##### RAW DATA

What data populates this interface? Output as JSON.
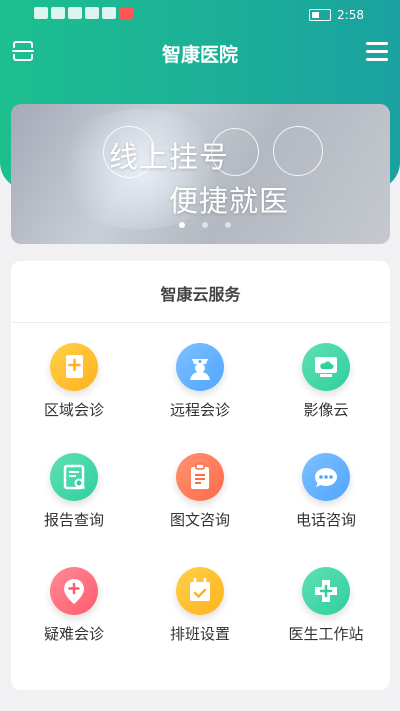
{
  "status_bar": {
    "time": "2:58"
  },
  "header": {
    "title": "智康医院"
  },
  "banner": {
    "line1": "线上挂号",
    "line2": "便捷就医",
    "active_dot": 0,
    "dot_count": 3
  },
  "services": {
    "title": "智康云服务",
    "items": [
      {
        "label": "区域会诊",
        "icon": "document-plus-icon",
        "color": "#ffb21d"
      },
      {
        "label": "远程会诊",
        "icon": "nurse-icon",
        "color": "#4fa6ff"
      },
      {
        "label": "影像云",
        "icon": "cloud-monitor-icon",
        "color": "#2fcf9e"
      },
      {
        "label": "报告查询",
        "icon": "report-search-icon",
        "color": "#2fcf9e"
      },
      {
        "label": "图文咨询",
        "icon": "clipboard-icon",
        "color": "#ff6b4a"
      },
      {
        "label": "电话咨询",
        "icon": "chat-bubble-icon",
        "color": "#4fa6ff"
      },
      {
        "label": "疑难会诊",
        "icon": "location-plus-icon",
        "color": "#ff5b6d"
      },
      {
        "label": "排班设置",
        "icon": "calendar-check-icon",
        "color": "#ffb21d"
      },
      {
        "label": "医生工作站",
        "icon": "medical-cross-icon",
        "color": "#2fcf9e"
      }
    ]
  }
}
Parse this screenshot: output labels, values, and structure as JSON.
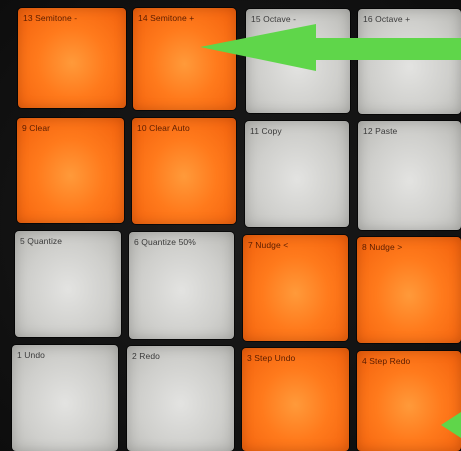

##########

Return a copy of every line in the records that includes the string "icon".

        "icon": "document-plus-icon",
        "icon": "nurse-icon",
        "icon": "cloud-monitor-icon",
        "icon": "report-search-icon",
        "icon": "clipboard-icon",
        "icon": "chat-bubble-icon",
        "icon": "location-plus-icon",
        "icon": "calendar-check-icon",
        "icon": "medical-cross-icon",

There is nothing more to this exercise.